On This Day :
Quote
6 July : Aneurin Bevan, NHS founding politician, died at the age of 62
11 July : "To Kill a Mockingbird" by Harper Lee is first published by J. B. Lippincott & Co.
11 July : Caroline Quentin, actress, born in Reigate, Surrey
12 July : USSR's Sputnik 5 launched with two dogs - 'Belka' and 'Strelka', 40 mice, two rats and a variety of plants
13 July : Ian Hislop, Private Eye satirist, born in Swansea, Wales
17 July : Dawn Upshaw, American soprano, born in Nashville, Tennessee
20 July : USSR recovers Sputnik 5, including all the plants and animals safely, and, a year later, Strelka had a litter of puppies (. . . ahhh!)
« Last Edit: June 20, 2019, 02:23:34 PM by daf »

gilbertharding

  • Not even the rudest man in the Beatles
Re: Toppermost of the Poppermost - UK Number Ones : part 2 - The 1960s
« Reply #58 on: June 20, 2019, 04:00:57 PM »




Has the dye from his jumper run, or has he got some kind of jaundice?

daf

  • Linishing Ferrules
Re: Toppermost of the Poppermost - UK Number Ones : part 2 - The 1960s
« Reply #59 on: June 20, 2019, 04:29:07 PM »
Looks like that one might have been left in the sun for a few years.

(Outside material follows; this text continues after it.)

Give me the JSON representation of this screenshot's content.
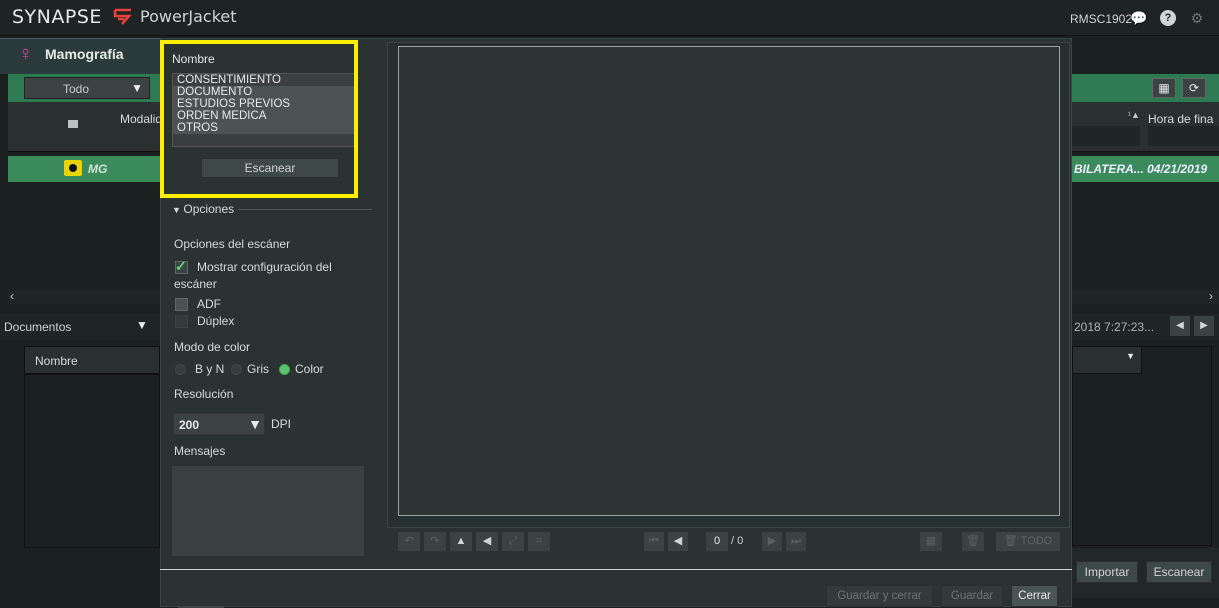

Here's the same photo as used on an EP sleeve where he's looking a bit healthier :